There was a bit of a trick to the question as quite a few respondents were distracted by the lack of visible shirt cuff and the wing collared shirt on the shawl collared jacket wearing man in the center (Debrett's considers the wing collar to be appropriate only with white tie however I wonder why they would take such a position as when the dinner jacket was first worn it was accompanied by wing collars exclusively - the turndown had not yet been introduced by the then-Prince of Wales). The bow, which several thought pre-tied, is a Charvet and the wearer swears it was tied by hand. These guys take their clothing seriously and I take them at their word.
A pair of Bresciani dress socks will be winging their way to reader Seitelman who was first to respond as well as the first to answer correctly. And, by the way, Carl, you have now seen a midnight blue RTW dinner jacket.
Thursday, March 3, 2011

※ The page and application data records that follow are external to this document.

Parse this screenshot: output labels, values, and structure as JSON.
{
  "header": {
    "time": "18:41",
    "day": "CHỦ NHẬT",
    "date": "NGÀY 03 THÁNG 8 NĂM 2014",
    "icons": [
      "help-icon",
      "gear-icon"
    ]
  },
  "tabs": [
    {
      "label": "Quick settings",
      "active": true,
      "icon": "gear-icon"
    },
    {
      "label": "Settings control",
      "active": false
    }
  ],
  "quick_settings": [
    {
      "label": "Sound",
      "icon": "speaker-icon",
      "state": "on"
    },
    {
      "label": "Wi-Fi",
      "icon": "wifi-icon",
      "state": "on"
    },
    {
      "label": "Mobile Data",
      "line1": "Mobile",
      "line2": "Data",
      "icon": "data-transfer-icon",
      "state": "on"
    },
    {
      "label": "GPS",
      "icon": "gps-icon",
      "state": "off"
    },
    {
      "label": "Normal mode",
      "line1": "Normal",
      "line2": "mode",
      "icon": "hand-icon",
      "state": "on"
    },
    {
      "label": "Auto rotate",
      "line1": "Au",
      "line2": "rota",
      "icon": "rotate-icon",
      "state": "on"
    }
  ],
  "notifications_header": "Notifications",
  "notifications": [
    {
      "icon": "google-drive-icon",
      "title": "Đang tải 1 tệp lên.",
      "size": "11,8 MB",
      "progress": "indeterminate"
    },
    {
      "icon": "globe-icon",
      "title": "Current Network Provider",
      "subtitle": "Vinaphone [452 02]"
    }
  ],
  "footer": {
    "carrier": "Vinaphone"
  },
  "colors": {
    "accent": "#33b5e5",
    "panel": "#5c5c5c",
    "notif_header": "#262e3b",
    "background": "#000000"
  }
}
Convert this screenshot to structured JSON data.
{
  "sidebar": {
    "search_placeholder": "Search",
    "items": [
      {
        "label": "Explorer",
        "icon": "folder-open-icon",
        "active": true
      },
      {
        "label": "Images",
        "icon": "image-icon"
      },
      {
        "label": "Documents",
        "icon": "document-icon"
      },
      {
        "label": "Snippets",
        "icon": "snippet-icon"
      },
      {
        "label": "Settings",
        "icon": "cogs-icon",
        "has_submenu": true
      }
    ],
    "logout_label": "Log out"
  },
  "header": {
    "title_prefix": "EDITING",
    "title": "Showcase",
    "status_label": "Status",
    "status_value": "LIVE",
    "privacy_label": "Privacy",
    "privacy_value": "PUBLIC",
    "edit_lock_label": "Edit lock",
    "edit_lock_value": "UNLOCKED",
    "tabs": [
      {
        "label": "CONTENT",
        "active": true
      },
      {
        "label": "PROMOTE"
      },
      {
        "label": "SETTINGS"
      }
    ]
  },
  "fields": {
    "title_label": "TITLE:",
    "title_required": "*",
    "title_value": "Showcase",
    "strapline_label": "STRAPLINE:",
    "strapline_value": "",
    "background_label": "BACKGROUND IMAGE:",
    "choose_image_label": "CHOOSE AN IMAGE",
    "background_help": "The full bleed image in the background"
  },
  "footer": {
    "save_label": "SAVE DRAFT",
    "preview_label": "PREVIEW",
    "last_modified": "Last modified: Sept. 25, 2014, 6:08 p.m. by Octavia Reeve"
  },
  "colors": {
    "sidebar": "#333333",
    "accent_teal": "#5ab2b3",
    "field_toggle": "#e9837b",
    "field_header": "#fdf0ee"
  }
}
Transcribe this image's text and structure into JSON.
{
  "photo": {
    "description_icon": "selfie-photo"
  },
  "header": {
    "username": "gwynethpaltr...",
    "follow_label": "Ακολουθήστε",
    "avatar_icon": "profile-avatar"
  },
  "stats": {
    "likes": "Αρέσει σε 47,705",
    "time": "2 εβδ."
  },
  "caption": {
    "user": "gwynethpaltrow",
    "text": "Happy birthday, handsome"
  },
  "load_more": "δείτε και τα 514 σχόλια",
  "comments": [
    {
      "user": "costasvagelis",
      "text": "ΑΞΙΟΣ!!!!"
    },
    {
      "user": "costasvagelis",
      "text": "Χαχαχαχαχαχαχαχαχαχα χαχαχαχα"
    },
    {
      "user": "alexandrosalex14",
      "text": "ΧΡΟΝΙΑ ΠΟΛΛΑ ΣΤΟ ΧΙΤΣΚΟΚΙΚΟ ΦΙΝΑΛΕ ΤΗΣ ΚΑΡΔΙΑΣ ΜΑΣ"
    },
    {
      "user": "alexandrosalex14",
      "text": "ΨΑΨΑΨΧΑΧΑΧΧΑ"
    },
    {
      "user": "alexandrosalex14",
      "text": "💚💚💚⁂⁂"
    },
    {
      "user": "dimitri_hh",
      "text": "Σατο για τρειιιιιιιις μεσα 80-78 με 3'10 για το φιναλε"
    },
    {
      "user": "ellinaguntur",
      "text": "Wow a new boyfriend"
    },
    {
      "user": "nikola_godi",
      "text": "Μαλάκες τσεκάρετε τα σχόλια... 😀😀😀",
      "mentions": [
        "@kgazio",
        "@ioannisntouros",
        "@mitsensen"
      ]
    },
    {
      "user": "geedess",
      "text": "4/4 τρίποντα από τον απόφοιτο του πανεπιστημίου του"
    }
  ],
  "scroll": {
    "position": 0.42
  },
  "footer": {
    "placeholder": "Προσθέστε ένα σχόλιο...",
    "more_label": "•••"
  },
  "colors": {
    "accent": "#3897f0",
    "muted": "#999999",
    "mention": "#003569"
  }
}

Three Nashville-based physician brothers dressed in midnight blue evening clothes were honored at Atlanta's Trumpet awards at the end of January. Two of them are long-time clients of New York tailor Leonard Logsdail and one of them is wearing ready to wear. Which is it, and why do you think so?
Wednesday, March 2, 2011
Astaire taught us that lighter colored socks draw the eye to the ankle even when they are not brightly colored or outrageously patterned, and in the photo a mid-blue pair of pin-striped Bresciani hose does just that.
Worn with a pair of chocolate brown W. S. Foster slip-ons that I do not tire of photographing and a chalk striped suit in navy blue flannel. Above the waist, a discreetly checked light blue on white shirt, gray grenadine necktie and a silk square with blue and gold on a cream ground.
Tuesday, March 1, 2011
Proving once again that there is nothing really new under the sun, Woody Hochswender noted in GOLF Magazine yesterday that Martin Kaymer was wearing a mysterious bit of neckwear at the WGC-Accenture Match Play Championship this past Saturday. Hochswender of course is the former style reporter for the New York Times and Senior Editor of Esquire Magazine whose two books on men's style include Men in Style (Rizzoli, 1993), which is on my Twenty Great Clothing Books list. And his eye was good in this case, capturing as it did a look similar to the one Cary Grant wore in To Catch a Thief more than fifty years ago.
The details of Kaymer's scarf are relatively mundane. A $23 piece known as a Black Fly Buff that was designed by a Florida Keys fishing guide, the Buff is made of Coolmax Extreme, a technical fabric designed to screen UV and wick moisture. I might prefer something in silk but Coolmax is probably a better choice for the golf course. And I hope we see more of them.
Thanks to reader J for the tip.
Photo of Martin Kaymer: Robert Beck for Sports Illustrated